▶ Records supplied:
----

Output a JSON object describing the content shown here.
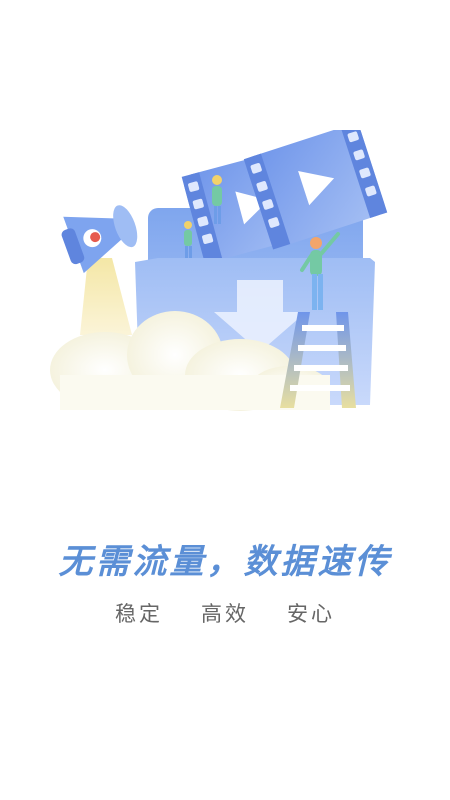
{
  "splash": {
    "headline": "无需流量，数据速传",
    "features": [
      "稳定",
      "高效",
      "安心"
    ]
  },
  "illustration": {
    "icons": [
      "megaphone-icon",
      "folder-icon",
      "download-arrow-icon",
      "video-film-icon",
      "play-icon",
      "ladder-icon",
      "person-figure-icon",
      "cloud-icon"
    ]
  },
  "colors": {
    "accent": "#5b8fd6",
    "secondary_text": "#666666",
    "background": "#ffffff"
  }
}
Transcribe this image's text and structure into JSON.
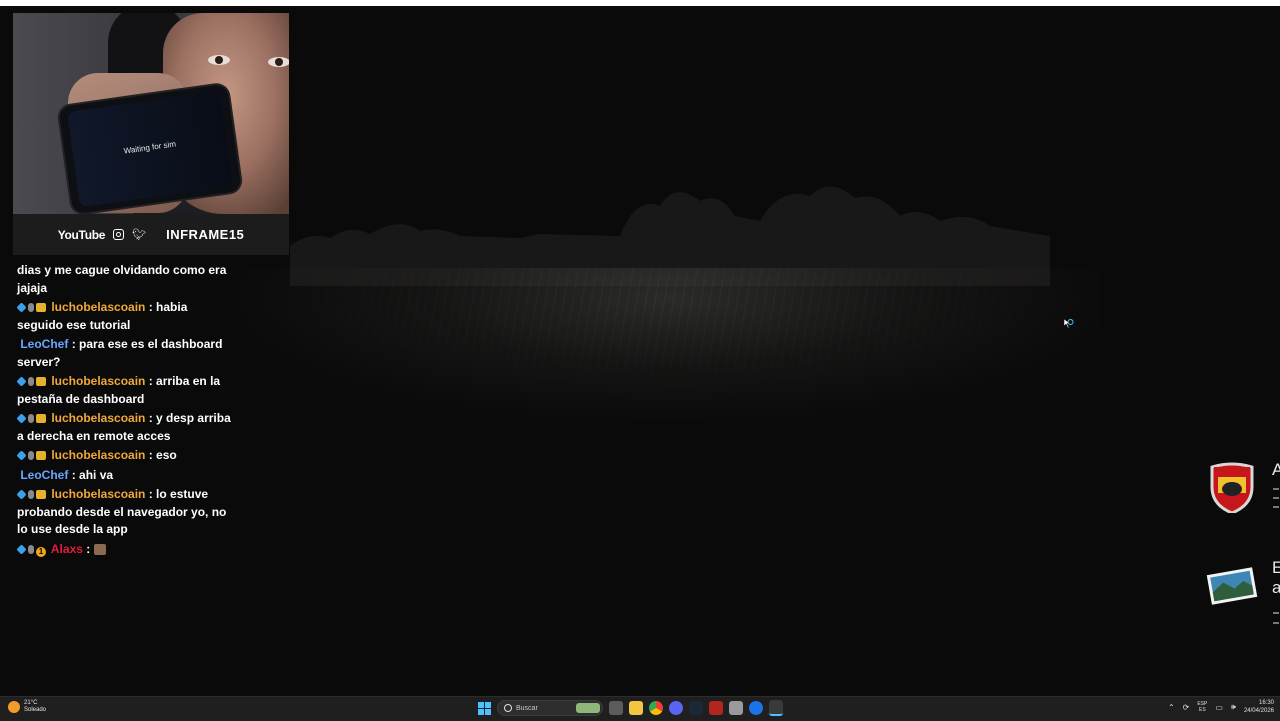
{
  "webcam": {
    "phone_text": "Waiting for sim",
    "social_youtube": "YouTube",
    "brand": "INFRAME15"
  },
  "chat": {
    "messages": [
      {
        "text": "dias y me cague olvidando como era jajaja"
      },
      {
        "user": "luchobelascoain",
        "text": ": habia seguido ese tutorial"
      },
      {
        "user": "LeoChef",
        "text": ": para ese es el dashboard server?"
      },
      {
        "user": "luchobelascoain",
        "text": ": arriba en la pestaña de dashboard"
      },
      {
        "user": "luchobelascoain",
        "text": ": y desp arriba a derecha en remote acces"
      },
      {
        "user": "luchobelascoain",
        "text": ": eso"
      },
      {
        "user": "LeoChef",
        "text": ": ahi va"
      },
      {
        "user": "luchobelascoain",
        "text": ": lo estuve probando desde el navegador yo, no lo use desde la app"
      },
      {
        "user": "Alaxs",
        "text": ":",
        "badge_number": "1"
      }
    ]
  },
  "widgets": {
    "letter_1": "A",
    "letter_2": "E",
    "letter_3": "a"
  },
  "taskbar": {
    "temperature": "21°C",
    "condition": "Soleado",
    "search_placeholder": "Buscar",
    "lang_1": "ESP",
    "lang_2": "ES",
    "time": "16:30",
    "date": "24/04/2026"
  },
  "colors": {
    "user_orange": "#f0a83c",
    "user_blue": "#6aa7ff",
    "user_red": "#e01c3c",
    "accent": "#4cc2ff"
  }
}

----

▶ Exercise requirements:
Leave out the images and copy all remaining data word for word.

▶ Your solution:
Output a JSON object describing the content shown here.
{
  "splash": {
    "headline": "无需流量，数据速传",
    "features": [
      "稳定",
      "高效",
      "安心"
    ]
  },
  "illustration": {
    "icons": [
      "megaphone-icon",
      "folder-icon",
      "download-arrow-icon",
      "video-film-icon",
      "play-icon",
      "ladder-icon",
      "person-figure-icon",
      "cloud-icon"
    ]
  },
  "colors": {
    "accent": "#5b8fd6",
    "secondary_text": "#666666",
    "background": "#ffffff"
  }
}
Transcribe this image's text and structure into JSON.
{
  "webcam": {
    "phone_text": "Waiting for sim",
    "social_youtube": "YouTube",
    "brand": "INFRAME15"
  },
  "chat": {
    "messages": [
      {
        "text": "dias y me cague olvidando como era jajaja"
      },
      {
        "user": "luchobelascoain",
        "text": ": habia seguido ese tutorial"
      },
      {
        "user": "LeoChef",
        "text": ": para ese es el dashboard server?"
      },
      {
        "user": "luchobelascoain",
        "text": ": arriba en la pestaña de dashboard"
      },
      {
        "user": "luchobelascoain",
        "text": ": y desp arriba a derecha en remote acces"
      },
      {
        "user": "luchobelascoain",
        "text": ": eso"
      },
      {
        "user": "LeoChef",
        "text": ": ahi va"
      },
      {
        "user": "luchobelascoain",
        "text": ": lo estuve probando desde el navegador yo, no lo use desde la app"
      },
      {
        "user": "Alaxs",
        "text": ":",
        "badge_number": "1"
      }
    ]
  },
  "widgets": {
    "letter_1": "A",
    "letter_2": "E",
    "letter_3": "a"
  },
  "taskbar": {
    "temperature": "21°C",
    "condition": "Soleado",
    "search_placeholder": "Buscar",
    "lang_1": "ESP",
    "lang_2": "ES",
    "time": "16:30",
    "date": "24/04/2026"
  },
  "colors": {
    "user_orange": "#f0a83c",
    "user_blue": "#6aa7ff",
    "user_red": "#e01c3c",
    "accent": "#4cc2ff"
  }
}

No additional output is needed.